All of the entries need to be printed again exactly; pictures are the only thing to omit.

*** Input records ***

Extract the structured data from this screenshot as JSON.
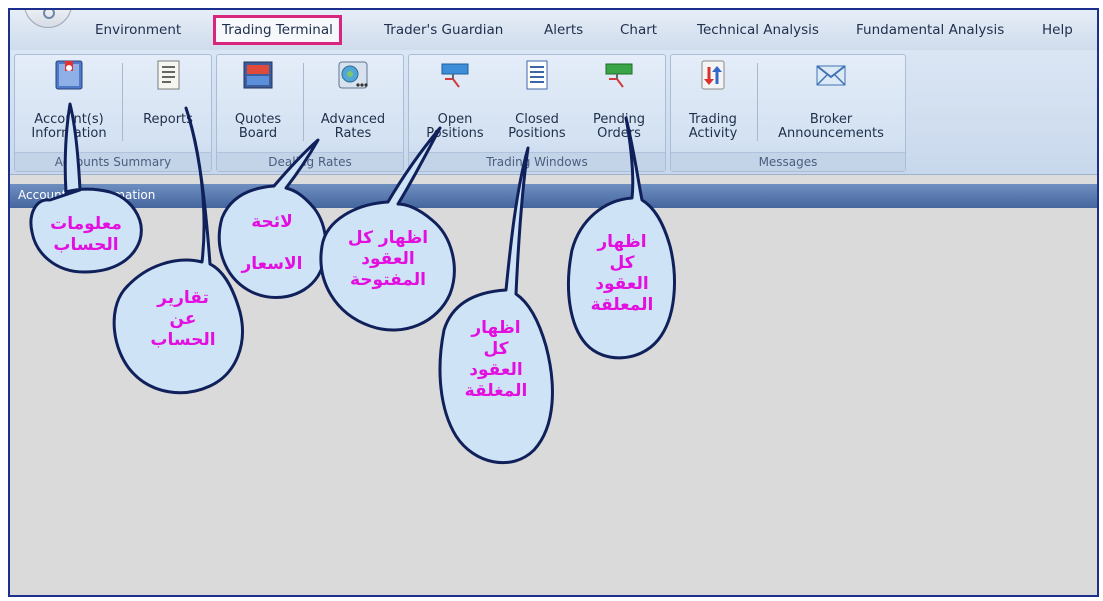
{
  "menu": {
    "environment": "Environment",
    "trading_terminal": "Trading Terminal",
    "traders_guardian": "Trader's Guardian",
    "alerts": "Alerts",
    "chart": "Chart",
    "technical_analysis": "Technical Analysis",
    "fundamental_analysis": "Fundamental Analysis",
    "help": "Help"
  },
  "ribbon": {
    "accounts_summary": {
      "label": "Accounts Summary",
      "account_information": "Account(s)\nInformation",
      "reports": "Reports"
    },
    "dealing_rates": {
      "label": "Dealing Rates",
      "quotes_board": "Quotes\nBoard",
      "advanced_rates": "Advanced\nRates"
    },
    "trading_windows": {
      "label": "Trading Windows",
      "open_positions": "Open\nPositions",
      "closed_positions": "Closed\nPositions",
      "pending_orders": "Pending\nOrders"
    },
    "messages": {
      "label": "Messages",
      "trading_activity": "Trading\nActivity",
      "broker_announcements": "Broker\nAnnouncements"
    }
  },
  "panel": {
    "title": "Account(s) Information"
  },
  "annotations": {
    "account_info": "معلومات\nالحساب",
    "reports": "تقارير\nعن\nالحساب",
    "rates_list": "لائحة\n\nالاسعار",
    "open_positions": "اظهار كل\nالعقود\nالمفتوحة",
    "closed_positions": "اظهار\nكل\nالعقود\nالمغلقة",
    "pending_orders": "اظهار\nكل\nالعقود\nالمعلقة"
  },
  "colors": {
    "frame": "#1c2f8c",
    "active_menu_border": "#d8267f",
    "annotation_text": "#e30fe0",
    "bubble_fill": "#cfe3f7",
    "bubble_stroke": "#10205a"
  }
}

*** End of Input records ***

Your solution
Extract the structured data from this screenshot as JSON.
{
  "menu": {
    "environment": "Environment",
    "trading_terminal": "Trading Terminal",
    "traders_guardian": "Trader's Guardian",
    "alerts": "Alerts",
    "chart": "Chart",
    "technical_analysis": "Technical Analysis",
    "fundamental_analysis": "Fundamental Analysis",
    "help": "Help"
  },
  "ribbon": {
    "accounts_summary": {
      "label": "Accounts Summary",
      "account_information": "Account(s)\nInformation",
      "reports": "Reports"
    },
    "dealing_rates": {
      "label": "Dealing Rates",
      "quotes_board": "Quotes\nBoard",
      "advanced_rates": "Advanced\nRates"
    },
    "trading_windows": {
      "label": "Trading Windows",
      "open_positions": "Open\nPositions",
      "closed_positions": "Closed\nPositions",
      "pending_orders": "Pending\nOrders"
    },
    "messages": {
      "label": "Messages",
      "trading_activity": "Trading\nActivity",
      "broker_announcements": "Broker\nAnnouncements"
    }
  },
  "panel": {
    "title": "Account(s) Information"
  },
  "annotations": {
    "account_info": "معلومات\nالحساب",
    "reports": "تقارير\nعن\nالحساب",
    "rates_list": "لائحة\n\nالاسعار",
    "open_positions": "اظهار كل\nالعقود\nالمفتوحة",
    "closed_positions": "اظهار\nكل\nالعقود\nالمغلقة",
    "pending_orders": "اظهار\nكل\nالعقود\nالمعلقة"
  },
  "colors": {
    "frame": "#1c2f8c",
    "active_menu_border": "#d8267f",
    "annotation_text": "#e30fe0",
    "bubble_fill": "#cfe3f7",
    "bubble_stroke": "#10205a"
  }
}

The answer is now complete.